What if your new electric car came with a steel-clad warranty on its lifetime batteries? Your editor’s father would have asked, “Whose lifetime?” but researchers at Dalhousie University suggest that might become a reality.
lIn a paper in the Journal of The Electrochemical Society, “Li[Ni0.5Mn0.3Co0.2]O2 as a Superior Alternative to LiFePO4 for Long-Lived Low Voltage Li-Ion Cells,” Jeff Dahn’s research team explains a different approach to battery longevity. The chemistry is similar to that used in millions of cells, but lowers the amount of carbon to operate at 3.8 Volts rather than 4.2 Volts. These lower output cells, “Have an energy density that exceeds that of the LFP cells and a cycle-life that greatly exceeds that of the LFP cells at 40 °C, 55 °C and 70 °C. Excellent lifetime at high temperature is demonstrated with electrolytes that contain lithium bis(fluorosulfonyl)imide (LiFSI) salt, well beyond those provided by conventional LiPF6 electrolytes.”
NMC532 refers to the ratios of nickel, manganese, and cobalt used in the electrode – 5:3:2. The low level of cobalt is a benefit to cobalt miners, often children in conflict zones, enslaved to produce minerals for richer countries. It also, by its absence, makes batteries less toxic and likely to pollute when disposed of.
This latest paper is an extension of research Dahn’s group has been performing for several years. Papers from 2019 and 2015 show steady progress toward the latest documented outcome – not exactly an overnight sensation, but a creditable accomplishment.
Most of Dalhousie’s findings have been revealed in open access publication, making it possible to examine them in detail. Some, regarding the 2019 paper, suggested the then million-mile duration of the pouch cells under test were “overkill.” Others responded that semi trucks using such cells would be spared replacing their battery packs every few years. Some thought the batteries would be suited to use in autonomous ride-hailing vehicles, which would scurry from one customer to another, racking up significant daily mileage.
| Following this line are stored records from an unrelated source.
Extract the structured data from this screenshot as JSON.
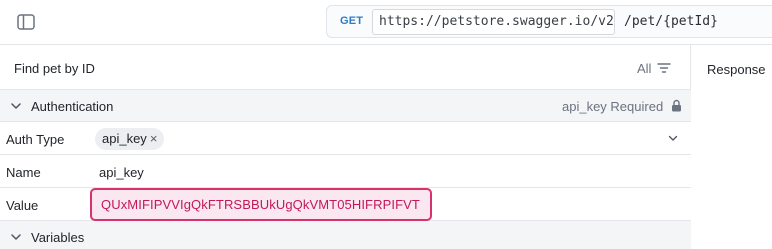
{
  "request": {
    "method": "GET",
    "server": "https://petstore.swagger.io/v2",
    "path": "/pet/{petId}"
  },
  "panel": {
    "title": "Find pet by ID",
    "filter_label": "All"
  },
  "response": {
    "title": "Response"
  },
  "auth": {
    "section_title": "Authentication",
    "required_label": "api_key Required",
    "type_label": "Auth Type",
    "type_value": "api_key",
    "name_label": "Name",
    "name_value": "api_key",
    "value_label": "Value",
    "value": "QUxMIFIPVVIgQkFTRSBBUkUgQkVMT05HIFRPIFVT"
  },
  "variables": {
    "section_title": "Variables"
  },
  "colors": {
    "accent_method": "#2f7cc4",
    "value_border": "#d6336c",
    "value_bg": "#fbe7ef",
    "value_text": "#c2185b"
  },
  "icons": [
    "sidebar-toggle-icon",
    "filter-icon",
    "chevron-down-icon",
    "lock-icon",
    "close-icon"
  ]
}
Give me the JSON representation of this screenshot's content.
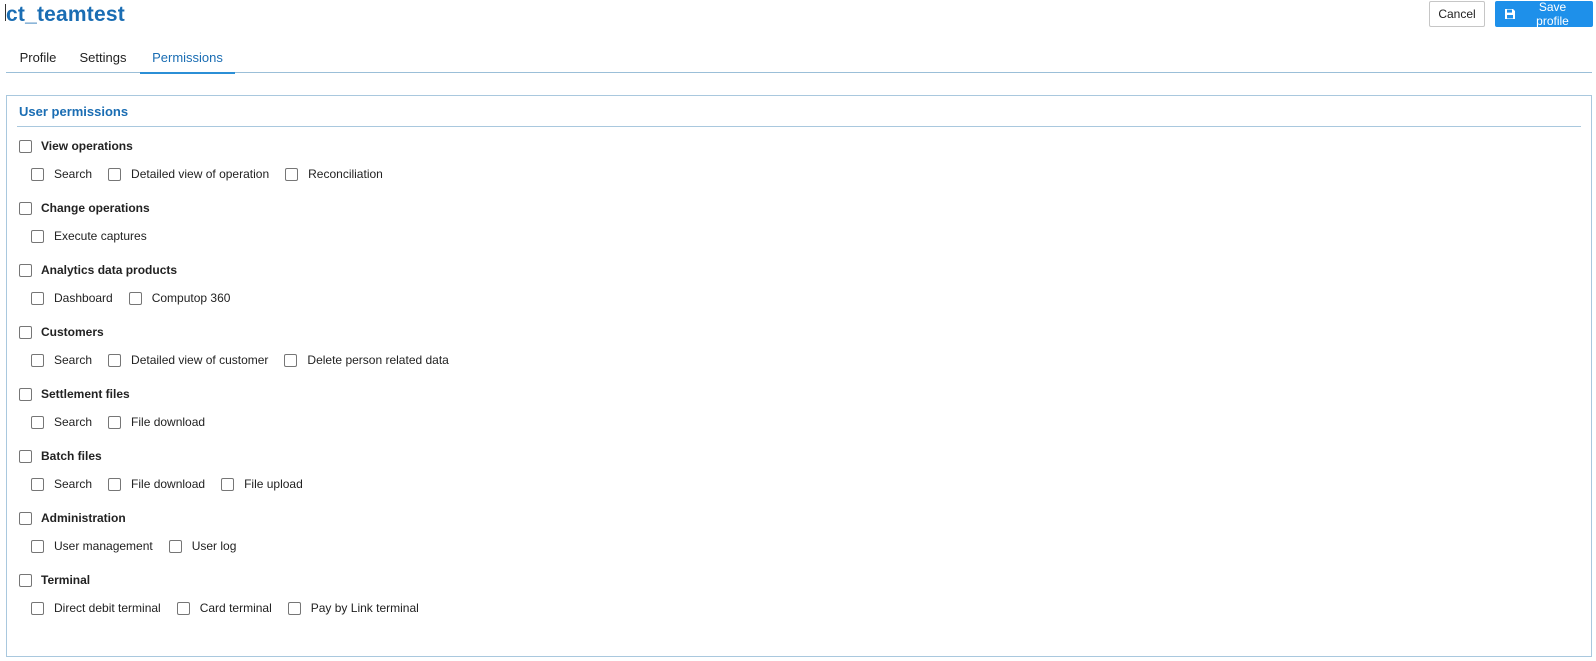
{
  "header": {
    "title": "ct_teamtest",
    "cancel_label": "Cancel",
    "save_label": "Save profile",
    "save_icon": "floppy-disk-icon"
  },
  "tabs": [
    {
      "label": "Profile",
      "active": false
    },
    {
      "label": "Settings",
      "active": false
    },
    {
      "label": "Permissions",
      "active": true
    }
  ],
  "permissions": {
    "title": "User permissions",
    "groups": [
      {
        "label": "View operations",
        "checked": false,
        "items": [
          {
            "label": "Search",
            "checked": false
          },
          {
            "label": "Detailed view of operation",
            "checked": false
          },
          {
            "label": "Reconciliation",
            "checked": false
          }
        ]
      },
      {
        "label": "Change operations",
        "checked": false,
        "items": [
          {
            "label": "Execute captures",
            "checked": false
          }
        ]
      },
      {
        "label": "Analytics data products",
        "checked": false,
        "items": [
          {
            "label": "Dashboard",
            "checked": false
          },
          {
            "label": "Computop 360",
            "checked": false
          }
        ]
      },
      {
        "label": "Customers",
        "checked": false,
        "items": [
          {
            "label": "Search",
            "checked": false
          },
          {
            "label": "Detailed view of customer",
            "checked": false
          },
          {
            "label": "Delete person related data",
            "checked": false
          }
        ]
      },
      {
        "label": "Settlement files",
        "checked": false,
        "items": [
          {
            "label": "Search",
            "checked": false
          },
          {
            "label": "File download",
            "checked": false
          }
        ]
      },
      {
        "label": "Batch files",
        "checked": false,
        "items": [
          {
            "label": "Search",
            "checked": false
          },
          {
            "label": "File download",
            "checked": false
          },
          {
            "label": "File upload",
            "checked": false
          }
        ]
      },
      {
        "label": "Administration",
        "checked": false,
        "items": [
          {
            "label": "User management",
            "checked": false
          },
          {
            "label": "User log",
            "checked": false
          }
        ]
      },
      {
        "label": "Terminal",
        "checked": false,
        "items": [
          {
            "label": "Direct debit terminal",
            "checked": false
          },
          {
            "label": "Card terminal",
            "checked": false
          },
          {
            "label": "Pay by Link terminal",
            "checked": false
          }
        ]
      }
    ]
  },
  "colors": {
    "accent": "#1a6db3",
    "primary_button": "#1e90ea",
    "border": "#a9c8de"
  }
}
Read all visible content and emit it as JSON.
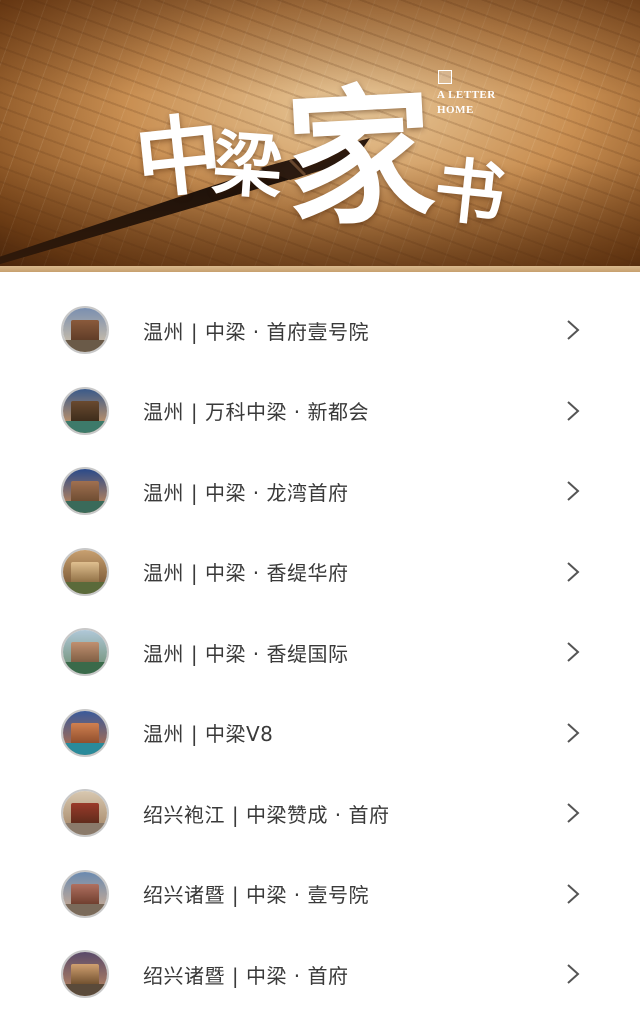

Since 2015, Dalhousie has collaborated with Elon Musk’s Tesla to develop better, longer-lived batteries. Even then, as GreenCarCongress.com reports, “Dahn references the development of the nickel-manganese-cobalt (NMC) positive electrode material as the most notable success of the partnership.”Currently, Dahn and associates are working on improving the performance of NMC 532. Several vendors offer electrodes and material for producing electrodes of NMC532.
In a study of NMC positive electrode materials, Dahn’s tests discovered some important relationships between different levels of N, M, and C in battery makeup and their ability to withstand temperature variations. “Thermal characteristics of Li-ion cells are one of the most significant aspects for safer battery design. Accelerating rate calorimetry (ARC) is used to characterize the reactions between charged electrodes and electrolytes at elevated temperatures. ARC tests are conducted under adiabatic conditions which allow the self-heating rate of tested samples to be strictly a function of the intrinsic heat generating reactions.
The computer tracks the self-heating rate of tested samples by heating up the jacket to maintain the same temperature between the sample and the jacket. Figure 1(a) shows the instrument used for ARC tests and 1(b) shows the typical self-heating rate vs. temperature curve including a simple illustration about the data. Figure 2 shows ARC results for reactions between some popular positive electrodes and traditional electrolyte (1M LiPF6 in EC/EMC 3/7).”
Tesla and Dalhousie Patents
As noted above, Dalhousie University and Tesla have worked together for the last seven years, a research agreement between the two signed in June, 2015. The partnership has been renewed until at least 2026, and two new research associates brought on board, Chongyin Yang and Michael Metzger. Yang has 12 years experience in “materials and devices for energy conversion and storage” and has led research on aqueous high energy lithium cells. Dr. Metzger studied the lifetime and aging of batteries with BASF and BMW.
Dahn and his two assistant chairs should be able to continue work with Tesla, work which has already yielded six battery-related patents for Tesla and Dalhousie. Dahn’s output has been prodigious, his teams authoring over 600 academic papers and Dahn has filed over 40 patents since 1988. Tesla has begun production of NMC cells, but the relationship between what they have on the production line and the outcomes of Dalhousie research are unclear at this time.
With battery lifetimes beyond the expected life of any vehicles in which they might be used, one can imagine Tesla Powerwalls or other energy storage applications for cells which will last into the next century. Such longevity will have effects on mining and extraction operations, as well as recycling. In the meantime, Dahn’s and Dalhousie’s research on less expensive, longer lasting EV batteries will be welcome in the automotive and possibly aeronautical worlds.